DATA RECORDS.

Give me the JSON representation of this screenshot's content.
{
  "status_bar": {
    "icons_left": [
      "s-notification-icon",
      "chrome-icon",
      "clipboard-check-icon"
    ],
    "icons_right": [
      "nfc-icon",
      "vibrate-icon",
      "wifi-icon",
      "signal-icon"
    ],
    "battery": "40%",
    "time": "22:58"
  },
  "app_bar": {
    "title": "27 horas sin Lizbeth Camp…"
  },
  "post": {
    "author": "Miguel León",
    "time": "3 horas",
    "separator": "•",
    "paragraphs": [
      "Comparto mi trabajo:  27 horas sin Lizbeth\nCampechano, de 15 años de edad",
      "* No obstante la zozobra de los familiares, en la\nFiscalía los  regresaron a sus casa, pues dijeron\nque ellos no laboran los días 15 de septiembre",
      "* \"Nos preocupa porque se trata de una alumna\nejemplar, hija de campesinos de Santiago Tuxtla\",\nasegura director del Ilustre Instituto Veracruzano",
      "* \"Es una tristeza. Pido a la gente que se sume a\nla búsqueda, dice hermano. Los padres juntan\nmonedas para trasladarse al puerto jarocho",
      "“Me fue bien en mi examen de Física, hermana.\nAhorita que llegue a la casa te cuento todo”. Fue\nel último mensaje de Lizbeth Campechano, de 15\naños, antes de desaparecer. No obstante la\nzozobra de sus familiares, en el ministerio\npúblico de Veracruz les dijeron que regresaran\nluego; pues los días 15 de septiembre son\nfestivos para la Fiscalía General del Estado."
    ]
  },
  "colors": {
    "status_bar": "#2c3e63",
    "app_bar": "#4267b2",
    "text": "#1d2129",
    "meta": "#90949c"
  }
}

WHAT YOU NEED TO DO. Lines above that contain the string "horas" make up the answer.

RESPONSE TO THIS TASK.
    "title": "27 horas sin Lizbeth Camp…"
    "time": "3 horas",
      "Comparto mi trabajo:  27 horas sin Lizbeth\nCampechano, de 15 años de edad",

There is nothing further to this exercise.